[The input — start]
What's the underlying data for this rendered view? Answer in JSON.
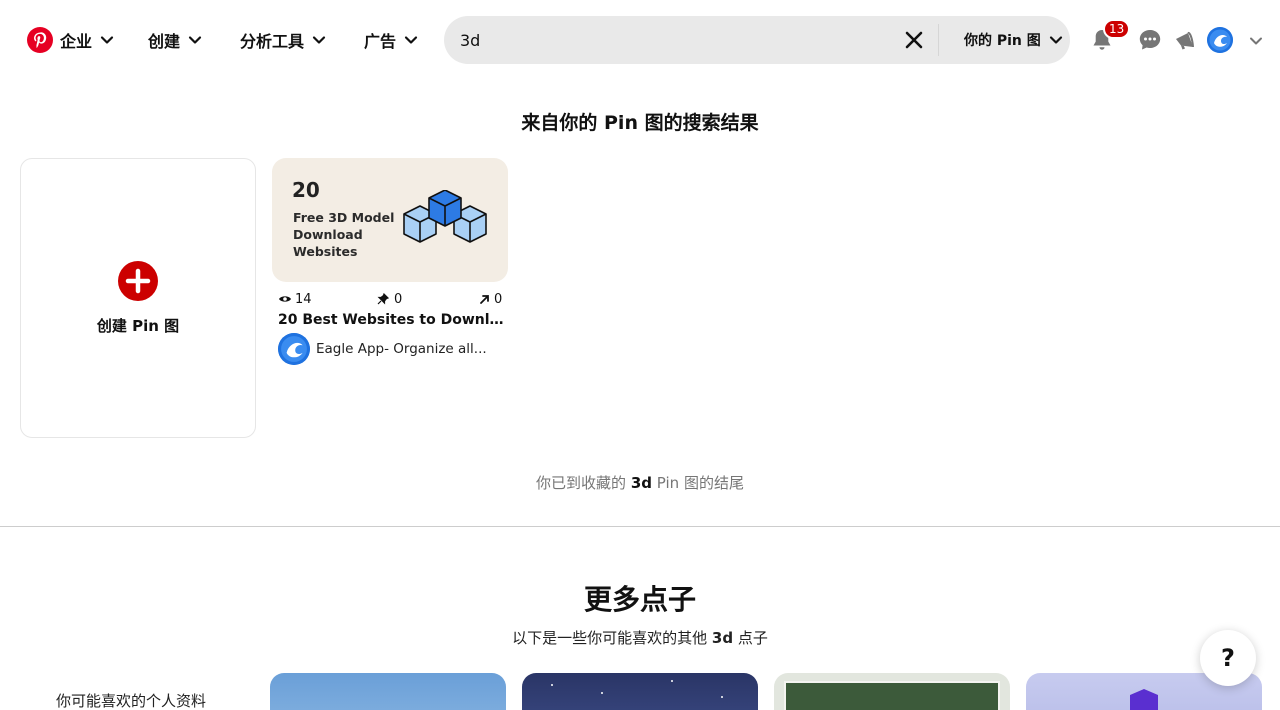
{
  "header": {
    "nav": [
      {
        "label": "企业"
      },
      {
        "label": "创建"
      },
      {
        "label": "分析工具"
      },
      {
        "label": "广告"
      }
    ],
    "search": {
      "value": "3d",
      "scope_label": "你的 Pin 图"
    },
    "notifications_count": "13",
    "icons": [
      "pinterest-logo-icon",
      "close-icon",
      "bell-icon",
      "chat-icon",
      "megaphone-icon",
      "avatar",
      "chevron-down-icon"
    ]
  },
  "results": {
    "title": "来自你的 Pin 图的搜索结果",
    "create_label": "创建 Pin 图",
    "pins": [
      {
        "image_number": "20",
        "image_lines": [
          "Free 3D Model",
          "Download",
          "Websites"
        ],
        "views": "14",
        "saves": "0",
        "clicks": "0",
        "title": "20 Best Websites to Download...",
        "author": "Eagle App- Organize all..."
      }
    ],
    "end_note_prefix": "你已到收藏的",
    "end_note_query": "3d",
    "end_note_suffix": "Pin 图的结尾"
  },
  "more_ideas": {
    "title": "更多点子",
    "subtitle_prefix": "以下是一些你可能喜欢的其他",
    "subtitle_query": "3d",
    "subtitle_suffix": "点子",
    "profiles_label": "你可能喜欢的个人资料"
  },
  "help_label": "?",
  "colors": {
    "brand": "#e60023",
    "badge": "#cc0000",
    "search_bg": "#e9e9e9"
  }
}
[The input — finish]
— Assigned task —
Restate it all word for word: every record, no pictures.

— The answer —
What's the underlying data for this rendered view? Answer in JSON.
{
  "header": {
    "nav": [
      {
        "label": "企业"
      },
      {
        "label": "创建"
      },
      {
        "label": "分析工具"
      },
      {
        "label": "广告"
      }
    ],
    "search": {
      "value": "3d",
      "scope_label": "你的 Pin 图"
    },
    "notifications_count": "13",
    "icons": [
      "pinterest-logo-icon",
      "close-icon",
      "bell-icon",
      "chat-icon",
      "megaphone-icon",
      "avatar",
      "chevron-down-icon"
    ]
  },
  "results": {
    "title": "来自你的 Pin 图的搜索结果",
    "create_label": "创建 Pin 图",
    "pins": [
      {
        "image_number": "20",
        "image_lines": [
          "Free 3D Model",
          "Download",
          "Websites"
        ],
        "views": "14",
        "saves": "0",
        "clicks": "0",
        "title": "20 Best Websites to Download...",
        "author": "Eagle App- Organize all..."
      }
    ],
    "end_note_prefix": "你已到收藏的",
    "end_note_query": "3d",
    "end_note_suffix": "Pin 图的结尾"
  },
  "more_ideas": {
    "title": "更多点子",
    "subtitle_prefix": "以下是一些你可能喜欢的其他",
    "subtitle_query": "3d",
    "subtitle_suffix": "点子",
    "profiles_label": "你可能喜欢的个人资料"
  },
  "help_label": "?",
  "colors": {
    "brand": "#e60023",
    "badge": "#cc0000",
    "search_bg": "#e9e9e9"
  }
}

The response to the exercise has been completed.